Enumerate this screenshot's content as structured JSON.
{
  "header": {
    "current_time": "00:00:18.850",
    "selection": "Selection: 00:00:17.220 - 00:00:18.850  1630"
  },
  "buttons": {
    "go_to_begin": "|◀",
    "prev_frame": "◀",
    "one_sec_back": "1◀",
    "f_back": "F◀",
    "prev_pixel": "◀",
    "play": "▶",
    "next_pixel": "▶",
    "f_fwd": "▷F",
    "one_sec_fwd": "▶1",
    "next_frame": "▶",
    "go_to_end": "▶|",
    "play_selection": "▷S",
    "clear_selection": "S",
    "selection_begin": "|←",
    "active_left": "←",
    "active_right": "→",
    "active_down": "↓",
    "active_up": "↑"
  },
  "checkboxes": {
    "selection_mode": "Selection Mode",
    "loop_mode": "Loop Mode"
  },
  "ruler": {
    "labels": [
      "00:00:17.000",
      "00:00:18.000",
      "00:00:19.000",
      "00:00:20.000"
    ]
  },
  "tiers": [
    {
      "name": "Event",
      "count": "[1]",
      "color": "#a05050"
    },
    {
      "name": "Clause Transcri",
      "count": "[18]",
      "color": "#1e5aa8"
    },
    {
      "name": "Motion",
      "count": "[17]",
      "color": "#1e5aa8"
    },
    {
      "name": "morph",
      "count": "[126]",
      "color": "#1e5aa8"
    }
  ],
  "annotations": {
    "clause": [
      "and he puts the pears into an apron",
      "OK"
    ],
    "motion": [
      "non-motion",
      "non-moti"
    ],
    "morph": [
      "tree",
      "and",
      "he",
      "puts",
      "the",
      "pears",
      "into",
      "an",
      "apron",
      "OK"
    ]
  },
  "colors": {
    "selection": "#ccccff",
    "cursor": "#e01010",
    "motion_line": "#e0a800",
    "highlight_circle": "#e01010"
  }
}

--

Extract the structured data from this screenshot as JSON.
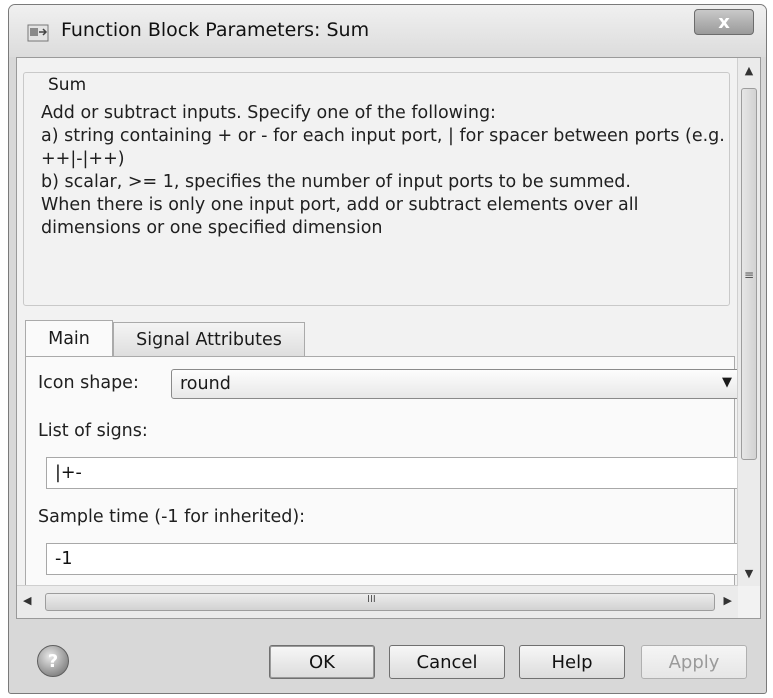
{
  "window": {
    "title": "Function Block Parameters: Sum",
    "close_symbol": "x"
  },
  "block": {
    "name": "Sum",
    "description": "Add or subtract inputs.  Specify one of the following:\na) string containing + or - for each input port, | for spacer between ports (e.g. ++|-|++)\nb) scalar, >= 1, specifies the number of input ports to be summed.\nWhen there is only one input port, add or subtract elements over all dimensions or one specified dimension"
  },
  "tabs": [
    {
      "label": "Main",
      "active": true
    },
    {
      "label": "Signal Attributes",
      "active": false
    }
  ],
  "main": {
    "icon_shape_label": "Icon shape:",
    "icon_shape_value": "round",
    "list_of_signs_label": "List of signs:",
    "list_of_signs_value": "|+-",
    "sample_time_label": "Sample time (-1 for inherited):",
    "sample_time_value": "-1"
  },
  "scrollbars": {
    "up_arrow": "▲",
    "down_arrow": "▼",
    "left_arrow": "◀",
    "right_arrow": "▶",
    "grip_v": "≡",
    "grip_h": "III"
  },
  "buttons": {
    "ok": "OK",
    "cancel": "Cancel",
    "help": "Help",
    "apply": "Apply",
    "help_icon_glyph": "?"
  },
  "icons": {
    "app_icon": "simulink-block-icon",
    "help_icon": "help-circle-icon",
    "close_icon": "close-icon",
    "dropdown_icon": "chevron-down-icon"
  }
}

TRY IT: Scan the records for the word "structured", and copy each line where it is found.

COMPLETED TASK:
Enumerate this screenshot's content as structured JSON.
Extract the structured data from this screenshot as JSON.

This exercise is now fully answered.